Tankies are very anti-semitic, duh.
They are also very anti-LGBT for some reason.
Imagine a bunch of things that never happened, and then imagine a bunch of other things that aren’t real, and then SHUT UP about some unrelated thing! Yeah, god knows what her thought process must look like.
Meanwhile, the U.S. Senate voted to admit Finland and Sweden into NATO. That made the Tankies sad.
Putin’s pal Glenn Greenwald had conniptions.
Honestly no clue what he’s talking about. In the 1998 expansion bringing Poland, Hungary, and the Czech Republican into NATO, liberal stalwart Dems. Barbara Boxer, Russ Feingold, Ted Kennedy, John Kerry, Carl Levin, Barb Mikulski, and Patty Murray all voted yes. (Interestingly, nine Republicans and 10 Democrats voted no, but they were mostly the party’s conservative wing, like Kent Conrad, Byron Dorgan, and Dale Bumpers. Paul Wellstone and Ron Wyden also voted no, so … it was complicated. But it certainly wasn’t some mainstream liberal positions.
Anyway, this about sums it up:
Remember when Ukraine needed NATO-standard artillery because it was running out of Soviet-caliber ammo? There’s still plenty of that old stuff showing up in videos.
No new updates to report from the ground in Ukraine. I’m sure the situation on the ground is anything but quiet, but the zoomed out version shows no movement.
Remember we don’t know what a “BTG” is in actual strength.
While the size of these BTGs is undefined, we can get a general idea of their concentrations. Out of 120 total in country, there are an estimated 22 around Kherson, 27 between the east bank of the Dnipro river and Melitopol, and 17 south of zaporizhzhia and southern Donbas. That is, about half of Russia’s forces are in the south. Only 17-20 remain around Izyum, which once hosted around 35-40 BTGs. Interesting that Defmon only estimates 13-15 BTGs around Donetsk city, since that is the one location where Russia is currently pushing hard.

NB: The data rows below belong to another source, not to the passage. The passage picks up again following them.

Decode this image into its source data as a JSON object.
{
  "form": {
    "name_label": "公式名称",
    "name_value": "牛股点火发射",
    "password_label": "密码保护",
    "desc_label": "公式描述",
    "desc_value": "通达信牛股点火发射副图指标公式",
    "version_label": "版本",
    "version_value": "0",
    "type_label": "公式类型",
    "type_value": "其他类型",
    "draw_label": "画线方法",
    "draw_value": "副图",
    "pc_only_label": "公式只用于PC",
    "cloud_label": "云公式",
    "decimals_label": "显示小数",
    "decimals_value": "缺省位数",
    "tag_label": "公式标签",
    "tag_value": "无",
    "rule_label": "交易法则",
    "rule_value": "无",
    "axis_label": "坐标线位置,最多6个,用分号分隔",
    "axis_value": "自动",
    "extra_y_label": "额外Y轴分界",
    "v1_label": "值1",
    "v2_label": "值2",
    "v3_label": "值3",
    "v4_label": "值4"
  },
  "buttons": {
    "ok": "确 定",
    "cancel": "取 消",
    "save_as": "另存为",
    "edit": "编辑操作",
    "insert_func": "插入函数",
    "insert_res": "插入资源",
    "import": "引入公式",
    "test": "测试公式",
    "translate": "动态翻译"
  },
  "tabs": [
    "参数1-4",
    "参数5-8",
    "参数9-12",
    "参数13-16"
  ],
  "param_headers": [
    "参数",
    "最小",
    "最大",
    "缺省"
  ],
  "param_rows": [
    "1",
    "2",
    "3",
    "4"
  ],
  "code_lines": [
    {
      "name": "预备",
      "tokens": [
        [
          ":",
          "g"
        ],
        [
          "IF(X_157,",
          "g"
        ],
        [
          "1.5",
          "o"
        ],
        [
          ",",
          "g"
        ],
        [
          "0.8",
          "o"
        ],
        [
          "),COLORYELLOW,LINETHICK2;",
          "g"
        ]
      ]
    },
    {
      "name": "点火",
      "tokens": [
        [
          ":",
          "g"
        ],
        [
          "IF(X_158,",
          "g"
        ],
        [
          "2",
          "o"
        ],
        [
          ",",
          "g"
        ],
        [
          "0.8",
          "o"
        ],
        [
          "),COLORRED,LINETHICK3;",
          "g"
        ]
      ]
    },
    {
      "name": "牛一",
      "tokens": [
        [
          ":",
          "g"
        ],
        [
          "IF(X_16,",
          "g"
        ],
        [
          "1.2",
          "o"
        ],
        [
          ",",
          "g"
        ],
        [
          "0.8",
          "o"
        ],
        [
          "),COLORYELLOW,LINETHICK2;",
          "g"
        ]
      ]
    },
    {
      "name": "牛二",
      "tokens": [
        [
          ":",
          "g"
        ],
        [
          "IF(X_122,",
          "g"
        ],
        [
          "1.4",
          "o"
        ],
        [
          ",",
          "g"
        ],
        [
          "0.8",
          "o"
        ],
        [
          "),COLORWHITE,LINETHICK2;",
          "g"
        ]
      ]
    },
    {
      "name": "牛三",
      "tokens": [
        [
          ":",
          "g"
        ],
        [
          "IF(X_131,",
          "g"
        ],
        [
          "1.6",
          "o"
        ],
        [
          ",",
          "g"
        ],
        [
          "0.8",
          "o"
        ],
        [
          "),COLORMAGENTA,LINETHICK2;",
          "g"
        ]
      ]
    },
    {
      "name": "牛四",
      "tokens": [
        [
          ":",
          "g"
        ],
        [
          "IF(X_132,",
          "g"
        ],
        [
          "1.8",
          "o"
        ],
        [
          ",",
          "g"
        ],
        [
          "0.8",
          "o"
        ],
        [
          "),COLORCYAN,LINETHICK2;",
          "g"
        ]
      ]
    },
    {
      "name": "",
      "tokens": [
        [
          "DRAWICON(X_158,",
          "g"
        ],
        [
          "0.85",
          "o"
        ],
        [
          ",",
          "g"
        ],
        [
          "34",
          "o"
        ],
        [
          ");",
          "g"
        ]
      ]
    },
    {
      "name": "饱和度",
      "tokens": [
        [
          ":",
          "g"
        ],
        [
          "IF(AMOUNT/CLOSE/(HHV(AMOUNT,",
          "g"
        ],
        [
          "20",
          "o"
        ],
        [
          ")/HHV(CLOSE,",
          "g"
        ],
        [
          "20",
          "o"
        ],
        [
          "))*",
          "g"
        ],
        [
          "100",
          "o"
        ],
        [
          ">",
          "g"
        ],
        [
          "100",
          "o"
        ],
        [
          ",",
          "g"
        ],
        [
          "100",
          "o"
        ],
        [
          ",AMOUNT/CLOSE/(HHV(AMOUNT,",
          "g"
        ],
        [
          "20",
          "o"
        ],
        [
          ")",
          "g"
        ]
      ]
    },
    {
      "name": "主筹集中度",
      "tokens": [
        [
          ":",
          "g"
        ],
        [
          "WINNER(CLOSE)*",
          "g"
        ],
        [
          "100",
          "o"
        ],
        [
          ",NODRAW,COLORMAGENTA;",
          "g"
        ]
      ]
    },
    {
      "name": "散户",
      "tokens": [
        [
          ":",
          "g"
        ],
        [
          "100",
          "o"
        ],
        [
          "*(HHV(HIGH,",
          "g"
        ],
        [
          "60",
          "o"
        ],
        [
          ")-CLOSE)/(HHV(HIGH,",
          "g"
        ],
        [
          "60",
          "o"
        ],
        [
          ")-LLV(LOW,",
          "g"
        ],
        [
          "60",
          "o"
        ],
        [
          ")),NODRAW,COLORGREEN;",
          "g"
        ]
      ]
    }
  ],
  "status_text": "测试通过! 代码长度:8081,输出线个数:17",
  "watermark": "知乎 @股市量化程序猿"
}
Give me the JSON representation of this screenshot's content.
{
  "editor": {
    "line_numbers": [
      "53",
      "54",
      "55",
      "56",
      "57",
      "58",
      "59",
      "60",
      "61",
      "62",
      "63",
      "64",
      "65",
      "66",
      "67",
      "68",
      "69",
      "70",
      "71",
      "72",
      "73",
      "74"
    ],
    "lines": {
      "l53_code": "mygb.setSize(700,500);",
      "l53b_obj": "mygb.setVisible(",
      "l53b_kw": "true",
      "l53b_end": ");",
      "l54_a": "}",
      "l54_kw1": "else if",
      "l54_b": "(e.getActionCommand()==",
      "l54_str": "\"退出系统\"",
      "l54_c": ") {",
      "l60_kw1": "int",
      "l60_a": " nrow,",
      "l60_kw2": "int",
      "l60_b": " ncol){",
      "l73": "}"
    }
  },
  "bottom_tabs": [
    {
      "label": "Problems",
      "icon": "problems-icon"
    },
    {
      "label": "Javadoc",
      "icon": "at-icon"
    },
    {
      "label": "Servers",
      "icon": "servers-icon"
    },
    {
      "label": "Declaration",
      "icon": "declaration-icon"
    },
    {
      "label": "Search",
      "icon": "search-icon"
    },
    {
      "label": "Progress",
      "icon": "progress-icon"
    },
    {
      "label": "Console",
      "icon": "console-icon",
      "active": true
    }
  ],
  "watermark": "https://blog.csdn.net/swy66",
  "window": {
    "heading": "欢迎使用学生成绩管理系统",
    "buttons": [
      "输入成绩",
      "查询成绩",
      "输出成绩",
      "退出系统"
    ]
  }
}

We’ve discussed Tokmak before—it’s the town where the single rail line from eastern Ukraine runs to Kherson. If Ukraine wants to fully cut off the forces now concentrating around Kherson and Melitopol, they have to either take Tokmak, or establish “fire control” over the rail and roads through town—that is, keep them under constant barrage to prevent supplies from running through. Then Ukraine can cut two key bridges from Crimea, and that entire mass of Russians would suddenly require air resupply—and that will never be enough to feed the Russian artillery beast.
Talked to my son Ari today, he’s currently in advanced infantry training at Ft. Benning, GA. The last several weeks they’ve been doing live-fire small squad tactics, and last week they learned how to fire anti-tank rockets (not missiles, like Javelin, which is a separate school).
What was interesting was that instructors are already starting to talk about lessons learned in Ukraine, such as how fighting a near-pear force, platoon-sized elements (30-50 soldiers) are too easy to spot, so squads (6-10 soldiers) are a more effective element for such fights, particularly armed with anti-tank and anti-missile weapons.
I sincerely doubt the training has changed as a result of the war, that takes time to analyze, study, craft new doctrine, and implement. As in years. But I found it interesting that they’re using Ukraine as a way to emphasize the importance of the training they’re receiving, and given that their focus has been on squad-level maneuvers (both forest and urban settings), how relevant that training is despite the end of the War on Terror’s anti-insurgency focus.